#### DATA SUPPLIED:
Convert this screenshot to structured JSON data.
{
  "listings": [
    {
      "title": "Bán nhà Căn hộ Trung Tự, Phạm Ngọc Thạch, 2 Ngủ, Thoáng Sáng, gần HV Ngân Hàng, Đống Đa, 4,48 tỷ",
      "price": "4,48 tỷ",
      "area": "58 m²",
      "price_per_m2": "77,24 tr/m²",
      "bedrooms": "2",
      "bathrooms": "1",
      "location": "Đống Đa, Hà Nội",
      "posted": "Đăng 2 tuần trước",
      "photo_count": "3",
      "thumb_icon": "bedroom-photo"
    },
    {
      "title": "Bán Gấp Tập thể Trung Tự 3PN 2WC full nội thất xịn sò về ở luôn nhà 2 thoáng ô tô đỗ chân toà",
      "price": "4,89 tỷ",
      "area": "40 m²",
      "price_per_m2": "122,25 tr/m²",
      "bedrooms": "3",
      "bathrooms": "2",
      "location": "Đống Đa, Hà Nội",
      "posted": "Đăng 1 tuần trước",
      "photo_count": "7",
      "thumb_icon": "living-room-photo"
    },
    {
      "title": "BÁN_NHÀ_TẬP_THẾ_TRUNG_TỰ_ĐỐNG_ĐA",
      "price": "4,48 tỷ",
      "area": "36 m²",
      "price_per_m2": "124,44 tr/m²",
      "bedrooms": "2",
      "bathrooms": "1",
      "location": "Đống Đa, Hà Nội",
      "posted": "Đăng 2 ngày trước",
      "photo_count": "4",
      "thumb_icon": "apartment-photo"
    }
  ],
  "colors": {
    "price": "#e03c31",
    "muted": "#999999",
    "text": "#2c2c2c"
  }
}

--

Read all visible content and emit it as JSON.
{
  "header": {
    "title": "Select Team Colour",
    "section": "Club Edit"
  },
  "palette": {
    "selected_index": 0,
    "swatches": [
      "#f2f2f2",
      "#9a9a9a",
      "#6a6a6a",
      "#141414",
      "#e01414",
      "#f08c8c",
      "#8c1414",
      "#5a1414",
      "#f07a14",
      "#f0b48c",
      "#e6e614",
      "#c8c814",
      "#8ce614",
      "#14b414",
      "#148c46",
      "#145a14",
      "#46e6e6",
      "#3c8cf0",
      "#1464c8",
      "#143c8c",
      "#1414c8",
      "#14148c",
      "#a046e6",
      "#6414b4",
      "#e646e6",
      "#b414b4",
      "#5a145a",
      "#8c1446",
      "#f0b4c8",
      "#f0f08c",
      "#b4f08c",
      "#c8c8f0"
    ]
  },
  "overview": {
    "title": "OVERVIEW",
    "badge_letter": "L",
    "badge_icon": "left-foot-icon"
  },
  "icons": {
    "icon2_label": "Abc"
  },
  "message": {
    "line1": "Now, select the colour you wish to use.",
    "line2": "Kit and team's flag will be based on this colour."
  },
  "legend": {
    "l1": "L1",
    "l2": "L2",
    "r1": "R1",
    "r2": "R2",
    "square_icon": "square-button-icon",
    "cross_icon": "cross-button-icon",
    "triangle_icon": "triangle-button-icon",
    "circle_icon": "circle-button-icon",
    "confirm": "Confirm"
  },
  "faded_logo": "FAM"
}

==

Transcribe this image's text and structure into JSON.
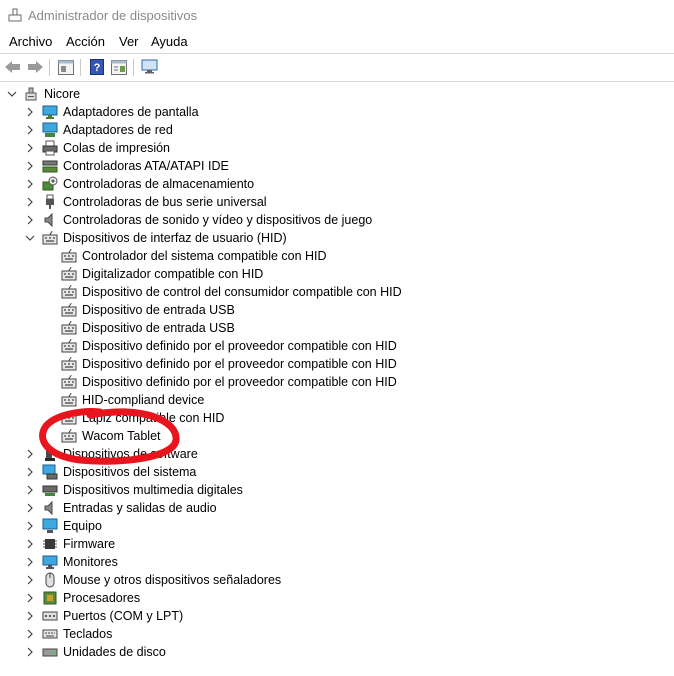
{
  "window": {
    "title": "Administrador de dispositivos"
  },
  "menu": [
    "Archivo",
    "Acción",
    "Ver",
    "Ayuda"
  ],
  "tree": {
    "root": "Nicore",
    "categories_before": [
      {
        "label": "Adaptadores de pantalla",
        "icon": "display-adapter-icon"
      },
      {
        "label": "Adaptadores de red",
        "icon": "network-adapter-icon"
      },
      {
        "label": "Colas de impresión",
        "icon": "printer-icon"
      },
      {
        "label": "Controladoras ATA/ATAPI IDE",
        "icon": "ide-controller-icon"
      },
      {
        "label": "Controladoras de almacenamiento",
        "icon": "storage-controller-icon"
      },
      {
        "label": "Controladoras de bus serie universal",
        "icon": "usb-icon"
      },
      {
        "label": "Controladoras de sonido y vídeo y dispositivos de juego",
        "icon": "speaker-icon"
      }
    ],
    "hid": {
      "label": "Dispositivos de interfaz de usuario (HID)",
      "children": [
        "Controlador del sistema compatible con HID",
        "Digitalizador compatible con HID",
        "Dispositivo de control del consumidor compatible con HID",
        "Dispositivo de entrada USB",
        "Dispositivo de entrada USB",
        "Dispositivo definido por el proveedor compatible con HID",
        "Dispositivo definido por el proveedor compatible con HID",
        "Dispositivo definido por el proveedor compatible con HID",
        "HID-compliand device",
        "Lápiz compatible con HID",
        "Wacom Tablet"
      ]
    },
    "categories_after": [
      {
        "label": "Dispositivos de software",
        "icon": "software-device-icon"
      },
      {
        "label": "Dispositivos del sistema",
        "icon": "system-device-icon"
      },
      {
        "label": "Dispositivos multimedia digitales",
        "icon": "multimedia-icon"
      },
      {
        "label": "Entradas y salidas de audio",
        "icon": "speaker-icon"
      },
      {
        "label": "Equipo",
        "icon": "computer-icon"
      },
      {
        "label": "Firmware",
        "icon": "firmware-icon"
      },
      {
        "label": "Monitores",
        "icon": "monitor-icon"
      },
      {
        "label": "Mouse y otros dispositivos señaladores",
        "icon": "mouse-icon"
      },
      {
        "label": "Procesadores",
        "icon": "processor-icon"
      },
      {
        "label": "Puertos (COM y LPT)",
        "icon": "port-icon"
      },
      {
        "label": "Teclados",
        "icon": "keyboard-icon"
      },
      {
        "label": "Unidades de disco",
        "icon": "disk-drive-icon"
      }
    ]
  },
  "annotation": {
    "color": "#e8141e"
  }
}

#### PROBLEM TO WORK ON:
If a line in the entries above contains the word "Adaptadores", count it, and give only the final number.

#### SOLVED PROBLEM:
2